:: TASK DETAILS ::
Please retype the line that contains "Parse this screenshot: output" and all lines that follow it to the end of the entries below, exactly as they stand, with nothing added.

:: DATASET ::

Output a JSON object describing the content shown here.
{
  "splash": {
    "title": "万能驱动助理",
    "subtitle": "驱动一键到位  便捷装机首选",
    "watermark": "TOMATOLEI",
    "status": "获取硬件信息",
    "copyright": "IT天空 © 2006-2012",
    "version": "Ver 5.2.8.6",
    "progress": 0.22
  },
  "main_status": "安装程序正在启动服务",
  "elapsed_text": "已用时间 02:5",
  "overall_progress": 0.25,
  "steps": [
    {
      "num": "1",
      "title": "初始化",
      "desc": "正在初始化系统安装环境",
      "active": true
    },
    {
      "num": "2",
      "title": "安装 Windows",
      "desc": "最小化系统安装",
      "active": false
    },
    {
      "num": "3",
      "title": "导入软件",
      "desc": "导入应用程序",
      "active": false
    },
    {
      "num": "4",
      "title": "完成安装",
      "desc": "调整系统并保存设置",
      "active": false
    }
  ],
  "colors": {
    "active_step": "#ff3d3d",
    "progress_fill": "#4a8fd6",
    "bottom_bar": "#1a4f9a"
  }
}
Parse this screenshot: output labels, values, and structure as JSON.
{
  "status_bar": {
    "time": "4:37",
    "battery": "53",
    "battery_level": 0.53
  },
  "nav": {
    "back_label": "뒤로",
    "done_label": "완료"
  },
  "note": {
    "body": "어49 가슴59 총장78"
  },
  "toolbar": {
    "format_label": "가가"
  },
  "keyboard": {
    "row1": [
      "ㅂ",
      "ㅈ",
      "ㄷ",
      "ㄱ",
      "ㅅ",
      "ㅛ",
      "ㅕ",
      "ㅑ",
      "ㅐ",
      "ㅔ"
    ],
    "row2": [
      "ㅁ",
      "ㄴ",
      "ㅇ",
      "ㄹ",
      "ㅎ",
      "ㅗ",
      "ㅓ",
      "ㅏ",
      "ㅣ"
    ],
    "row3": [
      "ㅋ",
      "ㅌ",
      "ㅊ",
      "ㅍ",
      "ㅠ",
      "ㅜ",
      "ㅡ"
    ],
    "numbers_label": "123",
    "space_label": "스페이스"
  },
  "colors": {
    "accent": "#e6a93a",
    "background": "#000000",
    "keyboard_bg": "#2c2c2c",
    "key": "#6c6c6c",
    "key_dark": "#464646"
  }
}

:: EXERCISE ANSWER ::
Parse this screenshot: output labels, values, and structure as JSON.
{
  "status_bar": {
    "time": "4:37",
    "battery": "53",
    "battery_level": 0.53
  },
  "nav": {
    "back_label": "뒤로",
    "done_label": "완료"
  },
  "note": {
    "body": "어49 가슴59 총장78"
  },
  "toolbar": {
    "format_label": "가가"
  },
  "keyboard": {
    "row1": [
      "ㅂ",
      "ㅈ",
      "ㄷ",
      "ㄱ",
      "ㅅ",
      "ㅛ",
      "ㅕ",
      "ㅑ",
      "ㅐ",
      "ㅔ"
    ],
    "row2": [
      "ㅁ",
      "ㄴ",
      "ㅇ",
      "ㄹ",
      "ㅎ",
      "ㅗ",
      "ㅓ",
      "ㅏ",
      "ㅣ"
    ],
    "row3": [
      "ㅋ",
      "ㅌ",
      "ㅊ",
      "ㅍ",
      "ㅠ",
      "ㅜ",
      "ㅡ"
    ],
    "numbers_label": "123",
    "space_label": "스페이스"
  },
  "colors": {
    "accent": "#e6a93a",
    "background": "#000000",
    "keyboard_bg": "#2c2c2c",
    "key": "#6c6c6c",
    "key_dark": "#464646"
  }
}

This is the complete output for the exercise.